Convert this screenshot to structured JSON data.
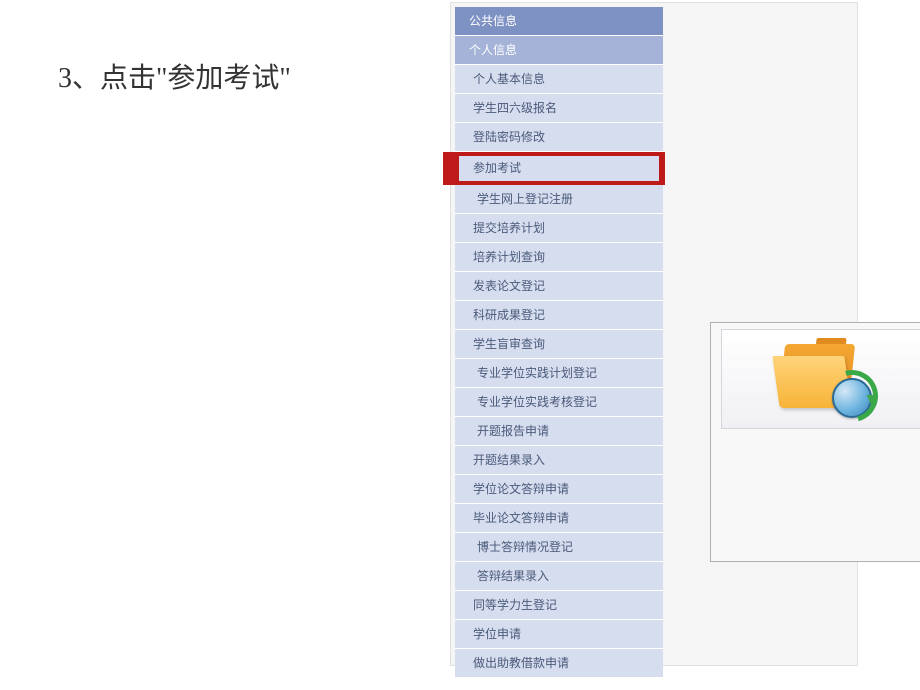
{
  "instruction": "3、点击\"参加考试\"",
  "sidebar": {
    "headers": {
      "public_info": "公共信息",
      "personal_info": "个人信息"
    },
    "items": [
      {
        "label": "个人基本信息"
      },
      {
        "label": "学生四六级报名"
      },
      {
        "label": "登陆密码修改"
      },
      {
        "label": "参加考试",
        "highlighted": true
      },
      {
        "label": "学生网上登记注册"
      },
      {
        "label": "提交培养计划"
      },
      {
        "label": "培养计划查询"
      },
      {
        "label": "发表论文登记"
      },
      {
        "label": "科研成果登记"
      },
      {
        "label": "学生盲审查询"
      },
      {
        "label": "专业学位实践计划登记"
      },
      {
        "label": "专业学位实践考核登记"
      },
      {
        "label": "开题报告申请"
      },
      {
        "label": "开题结果录入"
      },
      {
        "label": "学位论文答辩申请"
      },
      {
        "label": "毕业论文答辩申请"
      },
      {
        "label": "博士答辩情况登记"
      },
      {
        "label": "答辩结果录入"
      },
      {
        "label": "同等学力生登记"
      },
      {
        "label": "学位申请"
      },
      {
        "label": "做出助教借款申请"
      }
    ]
  }
}
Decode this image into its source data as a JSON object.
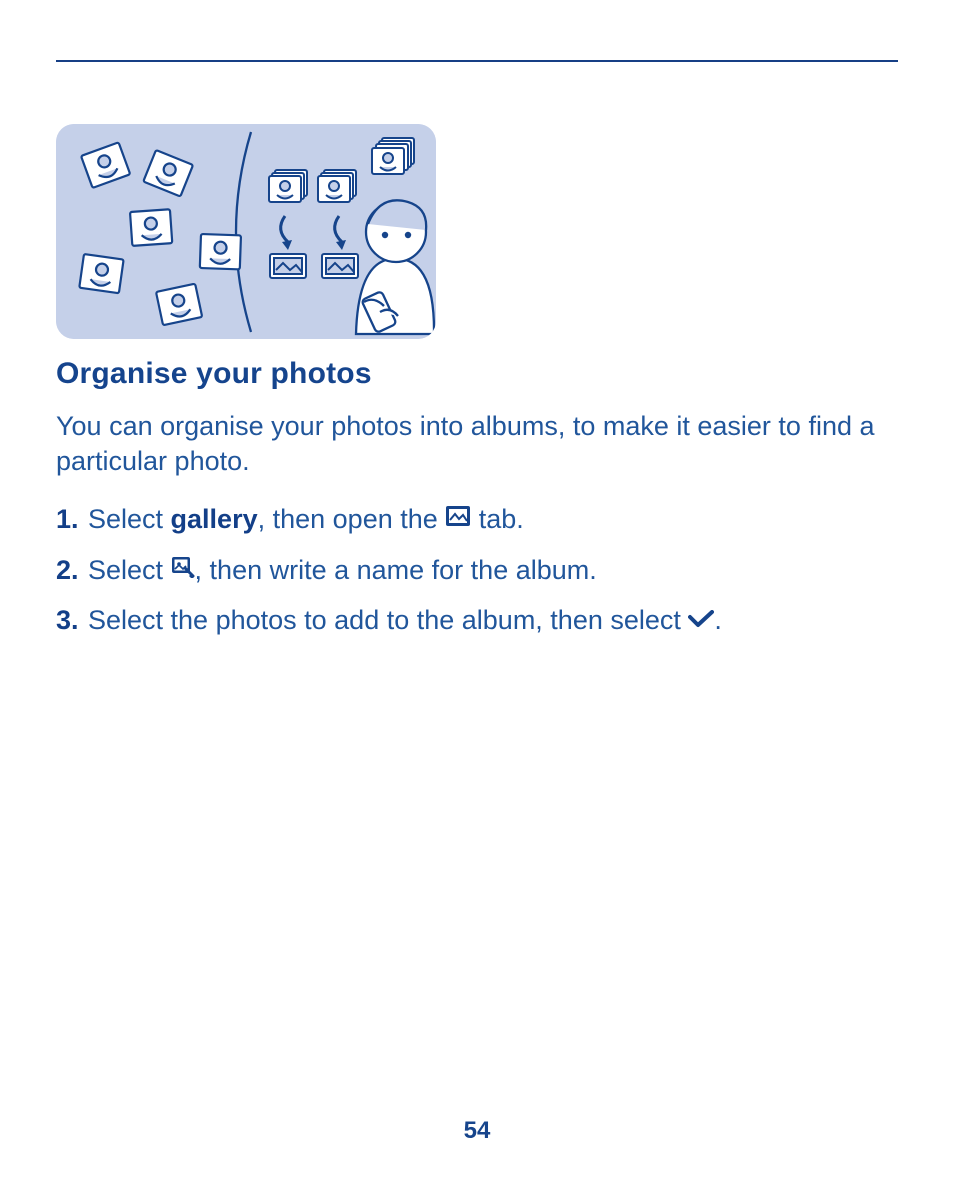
{
  "page_number": "54",
  "section": {
    "title": "Organise your photos",
    "intro": "You can organise your photos into albums, to make it easier to find a particular photo."
  },
  "steps": [
    {
      "num": "1.",
      "pre": "Select ",
      "bold": "gallery",
      "mid": ", then open the ",
      "icon": "image-tab-icon",
      "post": " tab."
    },
    {
      "num": "2.",
      "pre": "Select ",
      "icon": "new-album-icon",
      "post": ", then write a name for the album."
    },
    {
      "num": "3.",
      "pre": "Select the photos to add to the album, then select ",
      "icon": "done-check-icon",
      "post": "."
    }
  ]
}
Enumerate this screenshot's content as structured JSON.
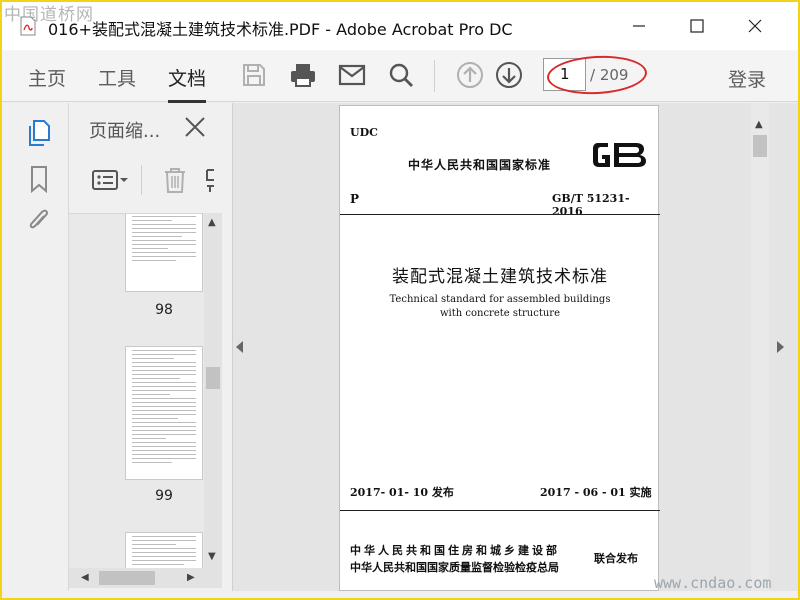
{
  "window": {
    "title": "016+装配式混凝土建筑技术标准.PDF - Adobe Acrobat Pro DC",
    "watermark_top": "中国道桥网",
    "watermark_bottom": "www.cndao.com"
  },
  "toolbar": {
    "tabs": [
      "主页",
      "工具",
      "文档"
    ],
    "active_tab": "文档",
    "page_current": "1",
    "page_total": "/ 209",
    "login_label": "登录"
  },
  "thumbnails": {
    "panel_title": "页面缩...",
    "pages": [
      {
        "label": "98"
      },
      {
        "label": "99"
      }
    ]
  },
  "document": {
    "udc": "UDC",
    "standard_type": "中华人民共和国国家标准",
    "gb_logo": "GB",
    "category": "P",
    "code": "GB/T 51231-2016",
    "title_zh": "装配式混凝土建筑技术标准",
    "title_en_line1": "Technical standard for assembled buildings",
    "title_en_line2": "with concrete structure",
    "issue": "2017- 01- 10   发布",
    "implement": "2017 - 06 - 01   实施",
    "org1": "中华人民共和国住房和城乡建设部",
    "org2": "中华人民共和国国家质量监督检验检疫总局",
    "joint": "联合发布"
  },
  "colors": {
    "accent": "#2a7ad1",
    "highlight_oval": "#d72b2b",
    "frame_border": "#f2d21a"
  },
  "icons": {
    "app": "acrobat-pdf-icon",
    "minimize": "minimize-icon",
    "maximize": "maximize-icon",
    "close": "close-icon",
    "save": "save-icon",
    "print": "print-icon",
    "email": "email-icon",
    "search": "search-icon",
    "prev_page": "arrow-up-circle-icon",
    "next_page": "arrow-down-circle-icon",
    "thumbnails": "page-thumbnails-icon",
    "bookmarks": "bookmark-icon",
    "attachments": "paperclip-icon",
    "options": "options-list-icon",
    "delete": "trash-icon"
  }
}
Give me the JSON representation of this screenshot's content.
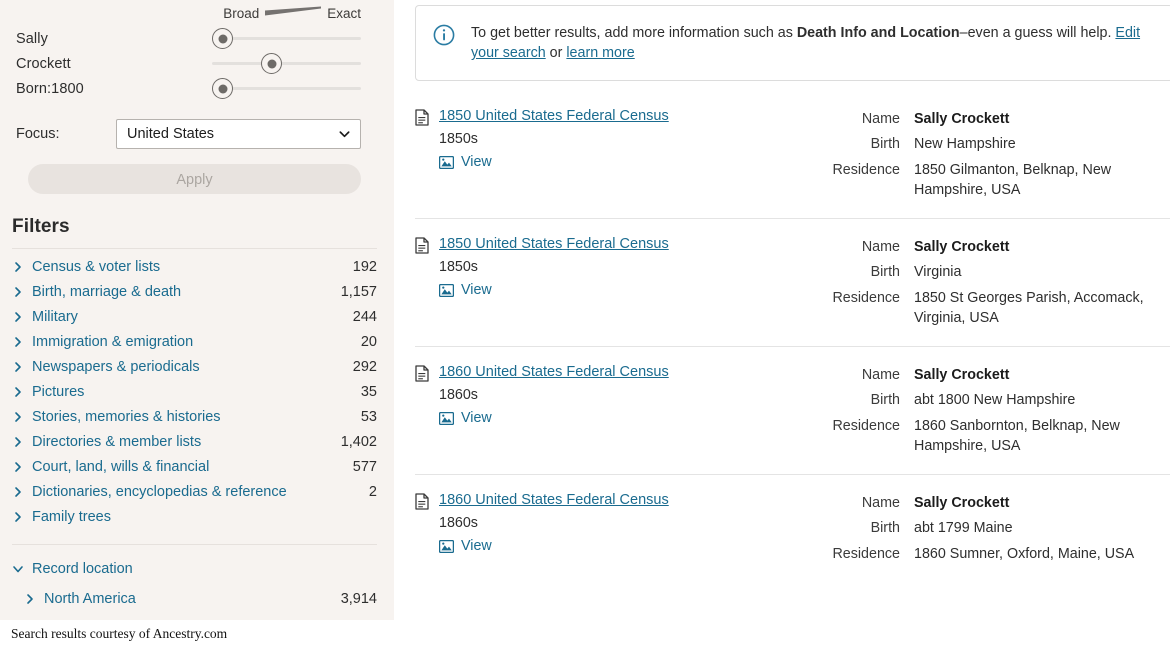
{
  "sidebar": {
    "slider_scale": {
      "broad_label": "Broad",
      "exact_label": "Exact"
    },
    "sliders": [
      {
        "label": "Sally",
        "position_pct": 13
      },
      {
        "label": "Crockett",
        "position_pct": 42
      },
      {
        "label": "Born:1800",
        "position_pct": 13
      }
    ],
    "focus": {
      "label": "Focus:",
      "value": "United States",
      "options": [
        "United States"
      ]
    },
    "apply_label": "Apply",
    "filters_heading": "Filters",
    "filters": [
      {
        "label": "Census & voter lists",
        "count": "192"
      },
      {
        "label": "Birth, marriage & death",
        "count": "1,157"
      },
      {
        "label": "Military",
        "count": "244"
      },
      {
        "label": "Immigration & emigration",
        "count": "20"
      },
      {
        "label": "Newspapers & periodicals",
        "count": "292"
      },
      {
        "label": "Pictures",
        "count": "35"
      },
      {
        "label": "Stories, memories & histories",
        "count": "53"
      },
      {
        "label": "Directories & member lists",
        "count": "1,402"
      },
      {
        "label": "Court, land, wills & financial",
        "count": "577"
      },
      {
        "label": "Dictionaries, encyclopedias & reference",
        "count": "2"
      },
      {
        "label": "Family trees",
        "count": ""
      }
    ],
    "record_location": {
      "label": "Record location",
      "children": [
        {
          "label": "North America",
          "count": "3,914"
        }
      ]
    }
  },
  "main": {
    "banner": {
      "lead": "To get better results, add more information such as ",
      "strong": "Death Info and Location",
      "after_strong": "–even a guess will help. ",
      "link1": "Edit your search",
      "between": " or ",
      "link2": "learn more"
    },
    "field_labels": {
      "name": "Name",
      "birth": "Birth",
      "residence": "Residence"
    },
    "view_label": "View",
    "results": [
      {
        "title": "1850 United States Federal Census",
        "decade": "1850s",
        "name": "Sally Crockett",
        "birth": "New Hampshire",
        "residence": "1850 Gilmanton, Belknap, New Hampshire, USA"
      },
      {
        "title": "1850 United States Federal Census",
        "decade": "1850s",
        "name": "Sally Crockett",
        "birth": "Virginia",
        "residence": "1850 St Georges Parish, Accomack, Virginia, USA"
      },
      {
        "title": "1860 United States Federal Census",
        "decade": "1860s",
        "name": "Sally Crockett",
        "birth": "abt 1800 New Hampshire",
        "residence": "1860 Sanbornton, Belknap, New Hampshire, USA"
      },
      {
        "title": "1860 United States Federal Census",
        "decade": "1860s",
        "name": "Sally Crockett",
        "birth": "abt 1799 Maine",
        "residence": "1860 Sumner, Oxford, Maine, USA"
      }
    ]
  },
  "footer": {
    "text": "Search results courtesy of Ancestry.com"
  },
  "colors": {
    "link": "#1a6b8f",
    "sidebar_bg": "#f7f3f0",
    "content_bg": "#ffffff",
    "divider": "#e4e4e4"
  }
}
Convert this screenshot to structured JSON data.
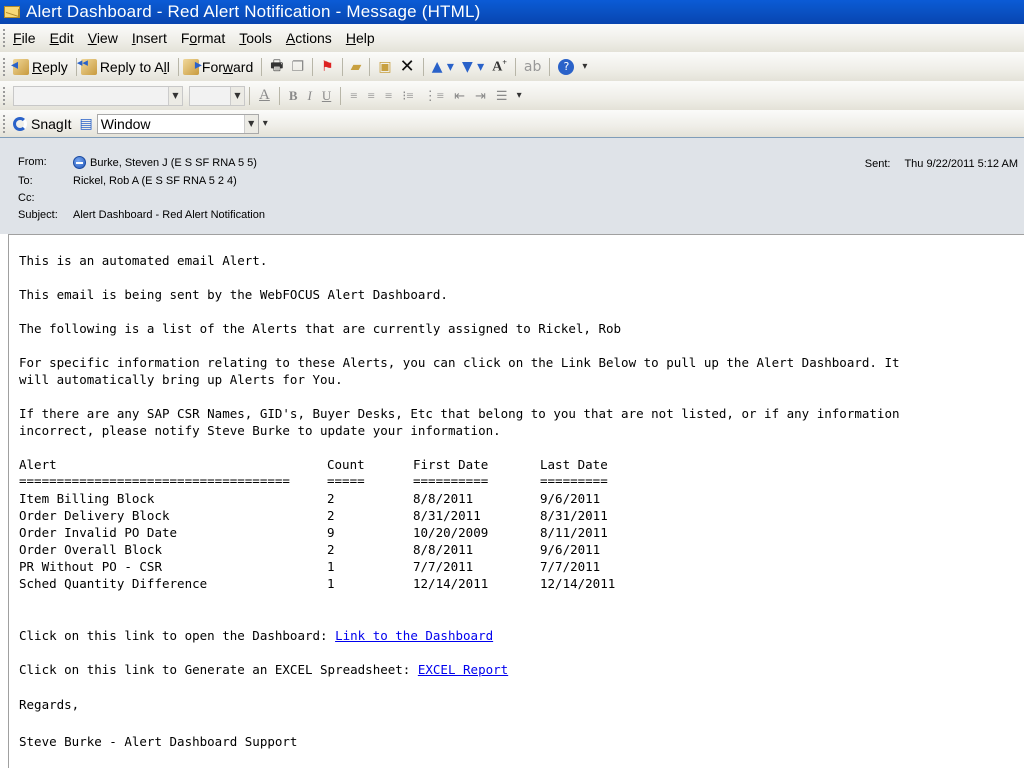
{
  "window": {
    "title": "Alert Dashboard - Red Alert Notification - Message (HTML)"
  },
  "menu": [
    {
      "label": "File",
      "accel": "F",
      "rest": "ile"
    },
    {
      "label": "Edit",
      "accel": "E",
      "rest": "dit"
    },
    {
      "label": "View",
      "accel": "V",
      "rest": "iew"
    },
    {
      "label": "Insert",
      "accel": "I",
      "rest": "nsert"
    },
    {
      "label": "Format",
      "pre": "F",
      "accel": "o",
      "rest": "rmat"
    },
    {
      "label": "Tools",
      "accel": "T",
      "rest": "ools"
    },
    {
      "label": "Actions",
      "accel": "A",
      "rest": "ctions"
    },
    {
      "label": "Help",
      "accel": "H",
      "rest": "elp"
    }
  ],
  "toolbar1": {
    "reply": {
      "accel": "R",
      "rest": "eply"
    },
    "reply_all": {
      "pre": "Reply to A",
      "accel": "l",
      "rest": "l"
    },
    "forward": {
      "pre": "For",
      "accel": "w",
      "rest": "ard"
    }
  },
  "toolbar3": {
    "snagit_label": "SnagIt",
    "window_select": "Window"
  },
  "header": {
    "from_label": "From:",
    "from_value": "Burke, Steven J (E S SF RNA 5 5)",
    "to_label": "To:",
    "to_value": "Rickel, Rob A (E S SF RNA 5 2 4)",
    "cc_label": "Cc:",
    "cc_value": "",
    "subject_label": "Subject:",
    "subject_value": "Alert Dashboard - Red Alert Notification",
    "sent_label": "Sent:",
    "sent_value": "Thu 9/22/2011 5:12 AM"
  },
  "body": {
    "p1": "This is an automated email Alert.",
    "p2": "This email is being sent by the WebFOCUS Alert Dashboard.",
    "p3": "The following is a list of the Alerts that are currently assigned to Rickel, Rob",
    "p4a": "For specific information relating to these Alerts, you can click on the Link Below to pull up the Alert Dashboard. It",
    "p4b": "will automatically bring up Alerts for You.",
    "p5a": "If there are any SAP CSR Names, GID's, Buyer Desks, Etc that belong to you that are not listed, or if any information",
    "p5b": "incorrect, please notify Steve Burke to update your information.",
    "table": {
      "headers": [
        "Alert",
        "Count",
        "First Date",
        "Last Date"
      ],
      "underlines": [
        "====================================",
        "=====",
        "==========",
        "========="
      ],
      "rows": [
        [
          "Item Billing Block",
          "2",
          "8/8/2011",
          "9/6/2011"
        ],
        [
          "Order Delivery Block",
          "2",
          "8/31/2011",
          "8/31/2011"
        ],
        [
          "Order Invalid PO Date",
          "9",
          "10/20/2009",
          "8/11/2011"
        ],
        [
          "Order Overall Block",
          "2",
          "8/8/2011",
          "9/6/2011"
        ],
        [
          "PR Without PO - CSR",
          "1",
          "7/7/2011",
          "7/7/2011"
        ],
        [
          "Sched Quantity Difference",
          "1",
          "12/14/2011",
          "12/14/2011"
        ]
      ]
    },
    "link1_prefix": "Click on this link to open the Dashboard: ",
    "link1_text": "Link to the Dashboard",
    "link2_prefix": "Click on this link to Generate an EXCEL Spreadsheet: ",
    "link2_text": "EXCEL Report",
    "regards": "Regards,",
    "signature": "Steve Burke - Alert Dashboard Support"
  }
}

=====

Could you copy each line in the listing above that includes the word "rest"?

◆ OUTPUT BELOW
      "rest": "ile"
      "rest": "dit"
      "rest": "iew"
      "rest": "nsert"
      "rest": "rmat"
      "rest": "ools"
      "rest": "ctions"
      "rest": "elp"
      "rest": "eply"
      "rest": "l"
      "rest": "ard"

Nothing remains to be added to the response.